Speech recognition using CASPA was completed with 12 adults and four age groups of children (5- to 6-, 7- to 8-, 9- to 10-, and 11- to 12-yr olds), each with 12 participants. Results were scored by the percentage of words, phonemes, consonants, and vowels correct. All participants had normal hearing and age-appropriate speech production skills.
Differences in speech recognition were significant across all age groups when responses were scored by the percentage of words correct. However, only differences between adults and the two youngest groups of children were significant when results were scored by the number of phonemes correct. Speech recognition scores decreased as a function of signal to noise ratio for both children and adults. However, the magnitude of degradation at poorer signal to noise ratios did not vary between adults and children, suggesting that mean differences could not be explained by interference from noise.

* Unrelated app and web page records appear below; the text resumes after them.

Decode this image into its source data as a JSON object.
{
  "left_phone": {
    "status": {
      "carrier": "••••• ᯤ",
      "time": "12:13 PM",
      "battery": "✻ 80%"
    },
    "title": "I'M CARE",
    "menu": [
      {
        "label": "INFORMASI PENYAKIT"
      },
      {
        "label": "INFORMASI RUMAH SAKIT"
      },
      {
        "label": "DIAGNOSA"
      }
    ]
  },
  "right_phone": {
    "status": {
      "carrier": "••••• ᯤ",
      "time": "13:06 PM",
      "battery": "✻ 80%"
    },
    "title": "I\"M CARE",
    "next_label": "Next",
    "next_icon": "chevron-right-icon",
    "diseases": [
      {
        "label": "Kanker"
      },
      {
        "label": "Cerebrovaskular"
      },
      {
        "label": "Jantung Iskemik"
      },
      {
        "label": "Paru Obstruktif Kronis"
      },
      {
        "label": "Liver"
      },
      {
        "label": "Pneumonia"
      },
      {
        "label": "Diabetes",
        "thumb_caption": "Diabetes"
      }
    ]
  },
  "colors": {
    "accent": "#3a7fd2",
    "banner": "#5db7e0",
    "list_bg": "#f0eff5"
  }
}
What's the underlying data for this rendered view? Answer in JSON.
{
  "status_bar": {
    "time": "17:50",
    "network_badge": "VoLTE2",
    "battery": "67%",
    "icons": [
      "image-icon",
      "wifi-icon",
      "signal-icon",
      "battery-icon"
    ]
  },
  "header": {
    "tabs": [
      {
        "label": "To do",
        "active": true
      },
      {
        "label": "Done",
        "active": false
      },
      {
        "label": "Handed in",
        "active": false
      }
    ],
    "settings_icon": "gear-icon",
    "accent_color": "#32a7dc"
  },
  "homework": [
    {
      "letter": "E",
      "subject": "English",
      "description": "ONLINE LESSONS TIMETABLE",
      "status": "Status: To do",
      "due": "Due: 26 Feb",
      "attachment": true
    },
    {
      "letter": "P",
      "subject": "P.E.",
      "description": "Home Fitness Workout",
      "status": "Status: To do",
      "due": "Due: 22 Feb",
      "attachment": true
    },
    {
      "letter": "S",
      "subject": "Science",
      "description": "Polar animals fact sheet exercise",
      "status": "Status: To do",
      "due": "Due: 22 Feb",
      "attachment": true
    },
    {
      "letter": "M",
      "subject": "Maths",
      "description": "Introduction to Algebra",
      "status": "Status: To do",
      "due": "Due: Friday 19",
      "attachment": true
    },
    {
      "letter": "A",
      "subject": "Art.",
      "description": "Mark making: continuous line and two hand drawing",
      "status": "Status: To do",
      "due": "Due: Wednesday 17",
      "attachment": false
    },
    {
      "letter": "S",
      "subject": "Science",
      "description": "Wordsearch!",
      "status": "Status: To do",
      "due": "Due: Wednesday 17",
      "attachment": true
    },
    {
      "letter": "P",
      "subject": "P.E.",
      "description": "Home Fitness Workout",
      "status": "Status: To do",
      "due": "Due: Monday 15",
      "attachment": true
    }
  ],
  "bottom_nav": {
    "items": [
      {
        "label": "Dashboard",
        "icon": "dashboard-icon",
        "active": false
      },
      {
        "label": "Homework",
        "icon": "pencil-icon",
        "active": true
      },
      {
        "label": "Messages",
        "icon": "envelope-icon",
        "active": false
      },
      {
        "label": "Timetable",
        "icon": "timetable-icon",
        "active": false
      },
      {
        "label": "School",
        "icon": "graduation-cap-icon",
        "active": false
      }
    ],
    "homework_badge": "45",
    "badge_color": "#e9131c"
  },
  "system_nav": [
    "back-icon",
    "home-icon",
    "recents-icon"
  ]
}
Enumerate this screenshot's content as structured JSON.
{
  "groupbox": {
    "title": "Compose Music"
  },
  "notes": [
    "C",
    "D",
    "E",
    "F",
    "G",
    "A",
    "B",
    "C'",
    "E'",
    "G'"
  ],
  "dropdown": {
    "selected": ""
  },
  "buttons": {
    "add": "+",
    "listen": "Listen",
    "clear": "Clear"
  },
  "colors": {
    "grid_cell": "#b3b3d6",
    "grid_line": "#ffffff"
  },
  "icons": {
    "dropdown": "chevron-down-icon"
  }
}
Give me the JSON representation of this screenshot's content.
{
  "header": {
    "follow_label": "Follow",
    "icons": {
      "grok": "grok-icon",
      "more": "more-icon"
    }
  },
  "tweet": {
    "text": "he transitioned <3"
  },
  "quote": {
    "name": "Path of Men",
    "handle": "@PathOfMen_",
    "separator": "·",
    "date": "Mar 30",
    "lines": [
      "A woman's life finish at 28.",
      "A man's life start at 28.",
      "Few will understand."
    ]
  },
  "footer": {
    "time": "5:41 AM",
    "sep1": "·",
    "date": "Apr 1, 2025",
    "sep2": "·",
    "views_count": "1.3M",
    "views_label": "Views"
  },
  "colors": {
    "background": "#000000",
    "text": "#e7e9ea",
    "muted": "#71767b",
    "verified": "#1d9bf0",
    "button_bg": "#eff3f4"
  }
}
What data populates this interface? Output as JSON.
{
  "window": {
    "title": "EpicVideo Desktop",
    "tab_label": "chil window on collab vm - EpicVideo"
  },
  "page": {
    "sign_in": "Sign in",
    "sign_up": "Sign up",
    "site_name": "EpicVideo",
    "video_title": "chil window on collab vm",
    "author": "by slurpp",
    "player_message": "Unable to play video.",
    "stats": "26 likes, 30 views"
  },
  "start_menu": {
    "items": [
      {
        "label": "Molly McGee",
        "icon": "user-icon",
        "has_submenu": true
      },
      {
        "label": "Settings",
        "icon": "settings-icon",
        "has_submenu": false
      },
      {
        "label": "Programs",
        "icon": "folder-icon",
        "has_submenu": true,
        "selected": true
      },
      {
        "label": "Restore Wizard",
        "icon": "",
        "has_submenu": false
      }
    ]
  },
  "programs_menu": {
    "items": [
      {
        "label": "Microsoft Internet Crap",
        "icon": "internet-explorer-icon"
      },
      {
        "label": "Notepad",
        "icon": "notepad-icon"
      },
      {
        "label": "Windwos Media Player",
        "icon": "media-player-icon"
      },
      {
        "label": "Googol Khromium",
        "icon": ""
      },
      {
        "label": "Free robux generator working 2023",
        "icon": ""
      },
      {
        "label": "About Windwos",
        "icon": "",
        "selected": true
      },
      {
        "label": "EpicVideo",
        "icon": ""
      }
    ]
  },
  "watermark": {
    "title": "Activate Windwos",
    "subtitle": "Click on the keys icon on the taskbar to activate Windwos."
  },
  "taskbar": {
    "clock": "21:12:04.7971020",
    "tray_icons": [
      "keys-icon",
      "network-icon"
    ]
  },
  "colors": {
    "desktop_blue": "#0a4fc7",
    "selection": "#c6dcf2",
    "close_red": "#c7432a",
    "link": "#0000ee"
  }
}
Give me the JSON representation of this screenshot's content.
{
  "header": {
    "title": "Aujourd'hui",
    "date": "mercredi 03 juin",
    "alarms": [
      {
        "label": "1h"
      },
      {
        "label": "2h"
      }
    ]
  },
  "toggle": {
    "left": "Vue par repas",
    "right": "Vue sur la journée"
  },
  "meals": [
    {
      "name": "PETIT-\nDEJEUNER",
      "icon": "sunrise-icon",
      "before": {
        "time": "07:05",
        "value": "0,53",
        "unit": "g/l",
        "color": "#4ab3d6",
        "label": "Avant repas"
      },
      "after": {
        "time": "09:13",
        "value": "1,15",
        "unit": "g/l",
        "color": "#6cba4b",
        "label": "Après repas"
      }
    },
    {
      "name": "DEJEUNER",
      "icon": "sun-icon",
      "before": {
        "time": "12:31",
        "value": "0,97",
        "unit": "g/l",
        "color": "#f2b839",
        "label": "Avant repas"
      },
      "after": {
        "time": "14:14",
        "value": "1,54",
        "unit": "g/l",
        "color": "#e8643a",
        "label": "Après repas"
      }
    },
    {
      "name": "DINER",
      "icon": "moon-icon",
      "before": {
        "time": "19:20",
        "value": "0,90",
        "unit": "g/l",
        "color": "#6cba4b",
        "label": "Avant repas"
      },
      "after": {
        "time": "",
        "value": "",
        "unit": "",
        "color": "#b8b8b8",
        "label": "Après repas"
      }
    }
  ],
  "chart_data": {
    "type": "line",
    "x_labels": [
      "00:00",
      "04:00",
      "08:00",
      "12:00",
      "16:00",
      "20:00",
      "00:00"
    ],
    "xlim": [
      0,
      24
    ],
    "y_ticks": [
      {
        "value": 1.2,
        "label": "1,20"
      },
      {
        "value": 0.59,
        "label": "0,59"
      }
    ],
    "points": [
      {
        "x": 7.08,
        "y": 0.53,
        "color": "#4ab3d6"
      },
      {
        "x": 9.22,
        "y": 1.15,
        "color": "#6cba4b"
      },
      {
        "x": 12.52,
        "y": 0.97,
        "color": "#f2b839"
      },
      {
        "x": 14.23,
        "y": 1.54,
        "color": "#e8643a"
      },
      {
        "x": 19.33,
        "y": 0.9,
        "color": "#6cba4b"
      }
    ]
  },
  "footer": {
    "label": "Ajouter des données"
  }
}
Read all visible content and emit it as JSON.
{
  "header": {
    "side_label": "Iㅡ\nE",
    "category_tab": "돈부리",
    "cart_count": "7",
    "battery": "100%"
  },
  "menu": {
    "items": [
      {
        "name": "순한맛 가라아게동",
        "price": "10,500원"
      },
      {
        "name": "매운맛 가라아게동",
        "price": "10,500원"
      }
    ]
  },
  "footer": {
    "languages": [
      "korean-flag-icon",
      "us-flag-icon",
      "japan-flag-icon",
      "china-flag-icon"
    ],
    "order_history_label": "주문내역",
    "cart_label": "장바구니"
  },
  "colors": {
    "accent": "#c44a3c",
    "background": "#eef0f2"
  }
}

Obtaining PI functions in noise using CASPA is feasible with children as young as 5 yrs. Statistically significant differences in speech recognition were observed between adults and the two youngest age groups of children when scored by the percentage of words correct. When results were scored by the percentage of phonemes correct, however, the only significant difference was between the youngest group of children and the adults. These results suggest that phoneme scoring may help to minimize differences between recognition scores of adults and children because children may be more likely to provide responses that are phonemic approximations when words are outside their lexicon.